Starting with that one small first step of hearing a sympathetic voice on the radio, I’ve slowly been reconstructing a healthier and more balanced view of myself and others over the last ten years. Shedding my misunderstanding of the Bible and my deep distrust of extra-biblical resources, including psychology, has been immensely helpful to me in my own journey. It has opened up a whole new world of fascinating ideas, including ones that have helped me make sense of my own childhood experiences and their effects on me.
Recently, I’ve encountered one particularly relevant idea that has increased my self-understanding. I am what personality psychologists call a “highly sensitive” or “high-reactive” person. This refers to an inborn aversion to novelty and a tendency to more easily become overstimulated; it is not very common, but it is strongly correlated with being introverted. It explains why I always order the same food in restaurants, choose comfort over style, love predictability, and avoid spending too much time around loud noises and large crowds. Understanding the biological basis of my personality quirks is helping me manage my stress and not demand too much of myself.
But it has been even more helpful to look back at my childhood with the understanding that I was a highly sensitive child. In her book “Quiet“, Susan Cain discusses how childhood experiences can affect the highly sensitive or high reactive child:
“The destinies of the most high-reactive kids are also influenced by the world around them–perhaps even more so than for the average child, according to a groundbreaking new theory dubbed ‘the orchid hypothesis’ by David Dobbs…This theory holds that many children are like dandelions, able to thrive in just about any environment. But others, including the high-reactive types that Kagan studied, are more like orchids: they wilt easily, but under the right conditions can grow strong and magnificent.
….[T]he reactivity of these kids’ nervous systems makes them quickly overwhelmed by childhood adversity, but also able to benefit from a nurturing environment more than other children do. In other words, orchid children are more strongly affected by all experience, both positive and negative.
Scientists have known for a while that high-reactive temperments come with risk factors. These kids are especially vulnerable to challenges like marital tension, a parent’s death, or abuse. They’re more likely than their peers to react to these events with depression, anxiety, and shyness. Indeed, about a quarter of Kagan’s high-reactive kids suffer some degree of the condition known as ‘social anxiety disorder’….
High-reactive kids who enjoy good parenting, child care, and a stable home environment tend to have fewer emotional problems and more social skills than their lower-reactive peers, studies show.” (p. 110-111)
Contrary to all the warnings I heard about psychology in my youth, I have found that the increased self-understanding has resulted in genuine self-improvement. I much prefer this approach to the ineffective and tearful fumblings that were promoted by my church.

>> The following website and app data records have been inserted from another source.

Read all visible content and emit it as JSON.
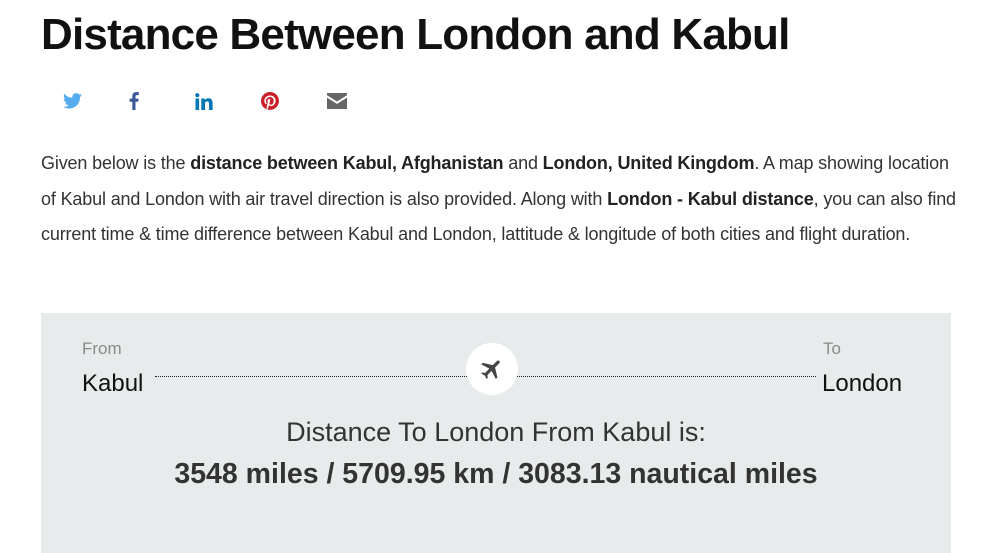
{
  "page": {
    "title": "Distance Between London and Kabul"
  },
  "share": {
    "buttons": [
      {
        "icon": "twitter-icon",
        "color": "#55acee"
      },
      {
        "icon": "facebook-icon",
        "color": "#3b5998"
      },
      {
        "icon": "linkedin-icon",
        "color": "#0077b5"
      },
      {
        "icon": "pinterest-icon",
        "color": "#cb2027"
      },
      {
        "icon": "email-icon",
        "color": "#666666"
      }
    ]
  },
  "intro": {
    "t1": "Given below is the ",
    "b1": "distance between Kabul, Afghanistan",
    "t2": " and ",
    "b2": "London, United Kingdom",
    "t3": ". A map showing location of Kabul and London with air travel direction is also provided. Along with ",
    "b3": "London - Kabul distance",
    "t4": ", you can also find current time & time difference between Kabul and London, lattitude & longitude of both cities and flight duration."
  },
  "route": {
    "from_label": "From",
    "from_city": "Kabul",
    "to_label": "To",
    "to_city": "London",
    "icon": "airplane-icon"
  },
  "distance": {
    "heading": "Distance To London From Kabul is:",
    "values": "3548 miles / 5709.95 km / 3083.13 nautical miles"
  },
  "colors": {
    "panel_background": "#e8ebeb",
    "title": "#111111",
    "body_text": "#333333"
  }
}
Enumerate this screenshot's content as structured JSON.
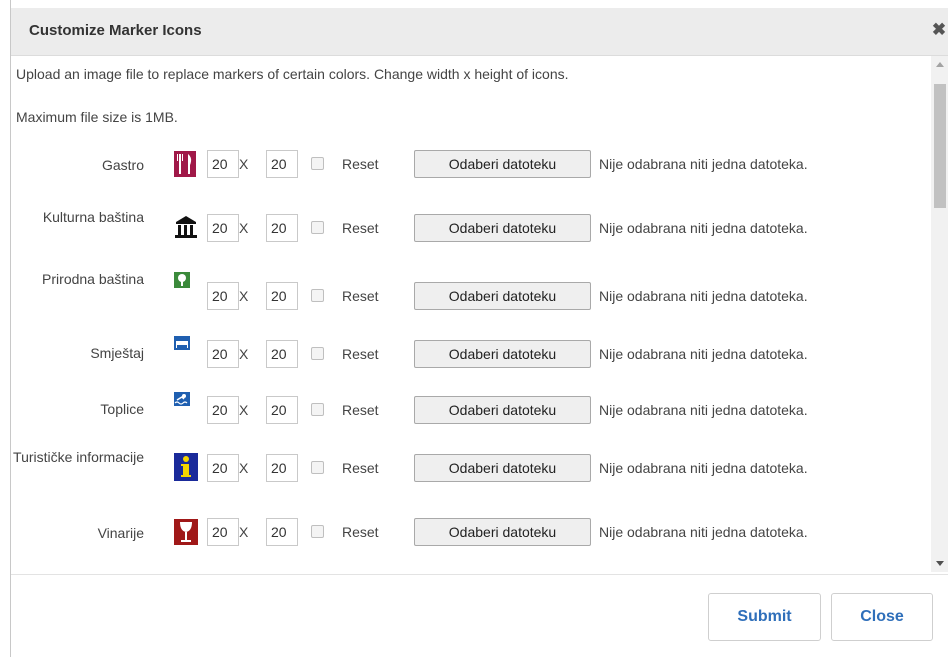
{
  "dialog": {
    "title": "Customize Marker Icons",
    "close_glyph": "✖",
    "intro_line1": "Upload an image file to replace markers of certain colors. Change width x height of icons.",
    "intro_line2": "Maximum file size is 1MB.",
    "rows": [
      {
        "category": "Gastro",
        "icon": "cutlery-icon",
        "width": "20",
        "height": "20",
        "times": "X",
        "reset_label": "Reset",
        "file_button": "Odaberi datoteku",
        "file_status": "Nije odabrana niti jedna datoteka."
      },
      {
        "category": "Kulturna baština",
        "icon": "museum-icon",
        "width": "20",
        "height": "20",
        "times": "X",
        "reset_label": "Reset",
        "file_button": "Odaberi datoteku",
        "file_status": "Nije odabrana niti jedna datoteka."
      },
      {
        "category": "Prirodna baština",
        "icon": "tree-icon",
        "width": "20",
        "height": "20",
        "times": "X",
        "reset_label": "Reset",
        "file_button": "Odaberi datoteku",
        "file_status": "Nije odabrana niti jedna datoteka."
      },
      {
        "category": "Smještaj",
        "icon": "bed-icon",
        "width": "20",
        "height": "20",
        "times": "X",
        "reset_label": "Reset",
        "file_button": "Odaberi datoteku",
        "file_status": "Nije odabrana niti jedna datoteka."
      },
      {
        "category": "Toplice",
        "icon": "spa-swimmer-icon",
        "width": "20",
        "height": "20",
        "times": "X",
        "reset_label": "Reset",
        "file_button": "Odaberi datoteku",
        "file_status": "Nije odabrana niti jedna datoteka."
      },
      {
        "category": "Turističke informacije",
        "icon": "info-icon",
        "width": "20",
        "height": "20",
        "times": "X",
        "reset_label": "Reset",
        "file_button": "Odaberi datoteku",
        "file_status": "Nije odabrana niti jedna datoteka."
      },
      {
        "category": "Vinarije",
        "icon": "wine-glass-icon",
        "width": "20",
        "height": "20",
        "times": "X",
        "reset_label": "Reset",
        "file_button": "Odaberi datoteku",
        "file_status": "Nije odabrana niti jedna datoteka."
      }
    ]
  },
  "footer": {
    "submit_label": "Submit",
    "close_label": "Close"
  },
  "colors": {
    "accent": "#2f6fba",
    "titlebar_bg": "#ececec"
  }
}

Comments open below
Latebloomer is on a journey away from the ideals she was raised with in the conservative homeschooling culture. Becoming a wife and mother has prompted her to re-evaluate her childhood experiences in an effort to avoid repeating those mistakes. Her blog Past Tense Present Progressive is her place for sorting through her thoughts.
NLQ Recommended Reading …
‘Breaking Their Will: Shedding Light on Religious Child Maltreatment‘ by Janet Heimlich
‘Quivering Daughters‘ by Hillary McFarland
‘Quiverfull: Inside the Christian Patriarchy Movement‘ by Kathryn Joyce